He told me how important it was to take just one shot – and to make sure it was a good shot – so as not to take a chance on wounding an animal rather than having a clean kill. I always remembered his words, and through the years have passed up the chance to shoot at a nice deer because I didn’t feel it was a “one shot” opportunity. I also remember him saying that once he did take that shot, and the deer goes down, he would wait a bit, long enough to light a cigarette and have a smoke, before walking over to it – and in all likelihood, after lying down the deer would have bled and died.
Never having been a smoker, (my Dad later contracted lung cancer) I estimated that wait to be about five minutes – and to this day, remember his words. It was a few years after he died that I actually began to hunt. I was about 29 or 30 years of age, and wished I’d had the opportunity to show him my first deer and share my hunting stories.

Deer hunting has long been a Catskills tradition – passed down from father to son, parent to child. When I was a youngster, many of our local schools celebrated “Deer Day” and had no school on that third Monday in November, as deer hunting was an important and part of country life for the teachers, parents and older children. Those days are gone – bit in recent years, an effort has been made to encourage youngsters to hunt – even changing the traditional opening day from the third Monday of November to the third Saturday.

Check regulations
In the Southern Zone, the big game season begins on November 17 and is open until December 9, with bow-hunting and muzzle-loading season reopening from December 10-18.
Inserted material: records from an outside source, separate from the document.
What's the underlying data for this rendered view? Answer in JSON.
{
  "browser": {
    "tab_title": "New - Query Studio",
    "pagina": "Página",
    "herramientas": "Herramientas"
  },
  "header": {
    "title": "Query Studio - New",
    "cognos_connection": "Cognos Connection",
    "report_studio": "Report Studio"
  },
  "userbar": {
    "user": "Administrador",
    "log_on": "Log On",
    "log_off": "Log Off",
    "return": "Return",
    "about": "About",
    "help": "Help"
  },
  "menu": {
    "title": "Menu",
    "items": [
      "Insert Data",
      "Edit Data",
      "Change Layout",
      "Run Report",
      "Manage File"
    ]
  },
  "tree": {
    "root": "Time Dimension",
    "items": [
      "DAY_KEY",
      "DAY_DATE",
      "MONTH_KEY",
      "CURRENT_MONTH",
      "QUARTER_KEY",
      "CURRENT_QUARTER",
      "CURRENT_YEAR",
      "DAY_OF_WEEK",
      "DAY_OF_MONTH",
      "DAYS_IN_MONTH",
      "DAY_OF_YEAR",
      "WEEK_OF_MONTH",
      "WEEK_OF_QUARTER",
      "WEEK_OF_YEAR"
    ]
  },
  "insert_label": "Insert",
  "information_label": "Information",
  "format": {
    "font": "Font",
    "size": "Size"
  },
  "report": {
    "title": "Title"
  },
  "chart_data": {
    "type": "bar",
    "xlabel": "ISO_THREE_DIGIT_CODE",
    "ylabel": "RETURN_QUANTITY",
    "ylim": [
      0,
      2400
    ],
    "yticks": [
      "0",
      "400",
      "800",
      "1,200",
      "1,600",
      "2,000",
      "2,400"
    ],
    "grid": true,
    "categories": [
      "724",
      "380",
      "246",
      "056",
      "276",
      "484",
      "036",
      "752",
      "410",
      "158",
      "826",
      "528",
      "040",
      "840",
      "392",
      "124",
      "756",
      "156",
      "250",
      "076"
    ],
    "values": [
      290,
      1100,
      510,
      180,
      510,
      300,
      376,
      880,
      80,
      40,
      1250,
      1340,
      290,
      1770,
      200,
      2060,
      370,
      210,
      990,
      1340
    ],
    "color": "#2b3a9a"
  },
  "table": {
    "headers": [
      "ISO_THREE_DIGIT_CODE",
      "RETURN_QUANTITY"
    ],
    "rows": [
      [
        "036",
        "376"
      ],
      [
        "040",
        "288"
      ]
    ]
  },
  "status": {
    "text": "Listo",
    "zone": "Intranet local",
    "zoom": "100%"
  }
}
All hunters should be sure to check the hunting regulations syllabus to determine whether they are in a special antler point restriction area; for 2012 and 2013 the three-point antler restriction is in effect in the following Wildlife Management Units: All of 3A, 3C, 3H, 3J, 3K, 4G, 4O, 4P, 4R, 4S and 4W. Bucks must have one antler with three or more points that are at least one-inch long. Please note that the same WMUs have the same antler point restrictions during the muzzle-loading season.
The DEC asks that you remember to report your harvest by calling 866 426-3778, or visiting www.dec.ny.gov. Remember to dress warmly, take only a good shot and have a safe hunting season.